Assigned task –
Scan the entries below. Report each line where the string "justthenews" occurs.

Study material –
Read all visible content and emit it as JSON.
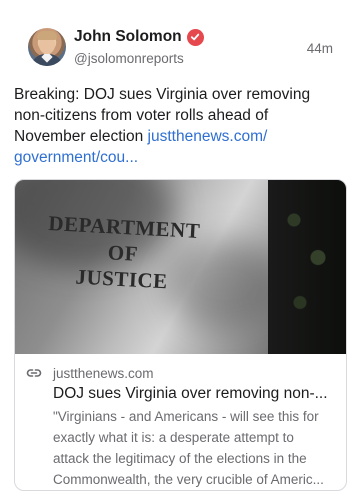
{
  "author": {
    "display_name": "John Solomon",
    "handle": "@jsolomonreports",
    "verified_icon": "verified-check-icon",
    "verified_color": "#e5484d"
  },
  "post": {
    "time_ago": "44m",
    "text": "Breaking: DOJ sues Virginia over removing non-citizens from voter rolls ahead of November election ",
    "link_line1": "justthenews.com/",
    "link_line2": "government/cou...",
    "link_color": "#2f6fd1"
  },
  "card": {
    "image_sign_lines": [
      "DEPARTMENT",
      "OF",
      "JUSTICE"
    ],
    "source": "justthenews.com",
    "source_icon": "link-icon",
    "title": "DOJ sues Virginia over removing non-...",
    "description_lines": [
      "\"Virginians - and Americans - will see this for",
      "exactly what it is: a desperate attempt to",
      "attack the legitimacy of the elections in the",
      "Commonwealth, the very crucible of Americ..."
    ]
  }
}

Task solution –
    "link_line1": "justthenews.com/",
    "source": "justthenews.com",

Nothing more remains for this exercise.